YOUR OBJECTIVE: Return a copy of every line in the records that includes the word "китайский".
***** RECORDS SUPPLIED *****
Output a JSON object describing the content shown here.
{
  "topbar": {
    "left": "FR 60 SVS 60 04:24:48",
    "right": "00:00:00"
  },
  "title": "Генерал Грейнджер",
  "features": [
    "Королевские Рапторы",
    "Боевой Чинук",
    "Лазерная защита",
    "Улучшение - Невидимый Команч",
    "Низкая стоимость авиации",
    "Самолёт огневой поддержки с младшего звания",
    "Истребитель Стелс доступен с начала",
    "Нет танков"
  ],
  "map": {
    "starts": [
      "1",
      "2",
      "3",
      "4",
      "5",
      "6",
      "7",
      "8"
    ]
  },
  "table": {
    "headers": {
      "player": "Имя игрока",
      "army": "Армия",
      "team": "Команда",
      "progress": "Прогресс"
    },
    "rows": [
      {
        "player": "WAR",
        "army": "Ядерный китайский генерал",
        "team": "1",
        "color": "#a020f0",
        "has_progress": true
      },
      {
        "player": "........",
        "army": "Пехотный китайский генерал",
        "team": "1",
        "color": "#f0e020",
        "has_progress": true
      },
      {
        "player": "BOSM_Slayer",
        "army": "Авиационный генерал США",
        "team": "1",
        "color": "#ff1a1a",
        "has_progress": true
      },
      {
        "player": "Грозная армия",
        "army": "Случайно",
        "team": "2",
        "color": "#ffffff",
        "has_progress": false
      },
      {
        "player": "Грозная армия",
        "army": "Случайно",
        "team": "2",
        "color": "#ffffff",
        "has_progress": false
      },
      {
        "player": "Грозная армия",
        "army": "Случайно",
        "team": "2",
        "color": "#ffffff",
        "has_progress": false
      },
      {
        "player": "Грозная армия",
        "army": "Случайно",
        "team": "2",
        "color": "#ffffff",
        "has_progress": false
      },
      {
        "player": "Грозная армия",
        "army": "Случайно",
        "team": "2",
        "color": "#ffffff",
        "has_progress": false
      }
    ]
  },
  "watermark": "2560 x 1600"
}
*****
REPLY TO THE EXERCISE:
        "army": "Ядерный китайский генерал",
        "army": "Пехотный китайский генерал",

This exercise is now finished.